My mother told me that after Eloise’s monthly electroshock treatments in Lubbock, Clifford had a standing appointment to visit the Neiman Marcus showroom for a private showing of the latest fashions.  He spent thousands on his purchases and was given royal treatment.  The beautiful models swished around in one gorgeous ensemble after another, and he clicked off the dresses he wanted for Eloise;  she sat mutely next to him in a near comatose state.   After these visits, she was  “not there” for a week.  About the time that the recent Neiman Marcus shipment arrived at their house, she seemed more herself.  She hid the boxes of new clothing in the back of the closet and put an older box of purchases in front of it.

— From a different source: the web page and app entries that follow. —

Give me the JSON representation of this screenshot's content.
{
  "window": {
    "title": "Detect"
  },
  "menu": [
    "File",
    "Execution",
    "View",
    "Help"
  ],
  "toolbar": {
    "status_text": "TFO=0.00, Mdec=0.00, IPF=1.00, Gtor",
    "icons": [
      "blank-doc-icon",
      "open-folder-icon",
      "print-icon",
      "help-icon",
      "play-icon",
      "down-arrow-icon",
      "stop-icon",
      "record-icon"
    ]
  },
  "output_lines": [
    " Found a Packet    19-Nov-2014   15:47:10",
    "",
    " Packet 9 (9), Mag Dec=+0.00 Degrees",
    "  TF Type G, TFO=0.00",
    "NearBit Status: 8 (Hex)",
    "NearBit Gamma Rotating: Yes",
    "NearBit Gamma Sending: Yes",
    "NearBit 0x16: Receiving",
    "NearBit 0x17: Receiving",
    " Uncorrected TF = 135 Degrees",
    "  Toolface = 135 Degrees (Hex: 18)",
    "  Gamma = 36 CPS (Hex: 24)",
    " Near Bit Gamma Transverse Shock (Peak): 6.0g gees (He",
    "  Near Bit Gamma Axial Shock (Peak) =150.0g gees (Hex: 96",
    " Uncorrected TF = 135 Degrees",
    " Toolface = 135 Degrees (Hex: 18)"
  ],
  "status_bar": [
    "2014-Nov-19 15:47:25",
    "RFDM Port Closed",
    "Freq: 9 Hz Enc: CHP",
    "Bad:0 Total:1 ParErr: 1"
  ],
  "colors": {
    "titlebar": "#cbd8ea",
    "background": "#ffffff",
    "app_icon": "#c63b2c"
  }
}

She had me model the dresses that Clifford had forgotten about and insisted that I should take them.  I was never to tell Clifford but to keep it as our secret.   I vehemently protested, but Eloise insisted.

“Clifford thinks that a new wardrobe will open up a new world for me, but these clothes are too fancy for me.  You are a young girl with wonderful chances ahead of you and look beautiful in all the dresses.  Please take them.  I want you to have them.”

I did take the dresses, but neither she nor I ended up wearing any of them.  I was desperately trying to look like my classmates who didn’t wear $500 dresses of satin with shell pearls and delicate embroidery, even to dances.  The popular kids wore felt skirts with poodle dog appliqués, angora sweaters and bobby socks with saddle oxfords.

During junior high, I barely saw either Clifford or Eloise and only in passing.  I was frightened that I should be associated with anyone who showed flaws; and the more self-conscious I was, the more judgmental I became.   My scarcity of contact reflected my rejection, which she must have felt.   But Eloise never failed to remember my birthday or Christmas.  We would hear a knock on the side door, and she would hand over an envelope. Her hand was trembling, and her voice was quivering.  She never came in, but excused my mother’s invitation, saying,  “I have to get back home, but just wanted her to have this.”

Over the years, I had seen how she gave substantial money to individuals in need and to charities; but to her friends, she labored writing each person a poem and included it along with cash.  These poems had to be pureed through the screen of her compulsions, most likely include rhyme, and satisfy her litany of private standards. In the end, they had been reduced to the status of Hallmark card generalities in her shaky handwriting, and her writing efforts were questioned and ridiculed by the recipients, but the money was quickly spent.

Now looking back at this part of my childhood, I still can still feel her warmth and realize I never minded her craziness.

Love comes in many imperfect packages.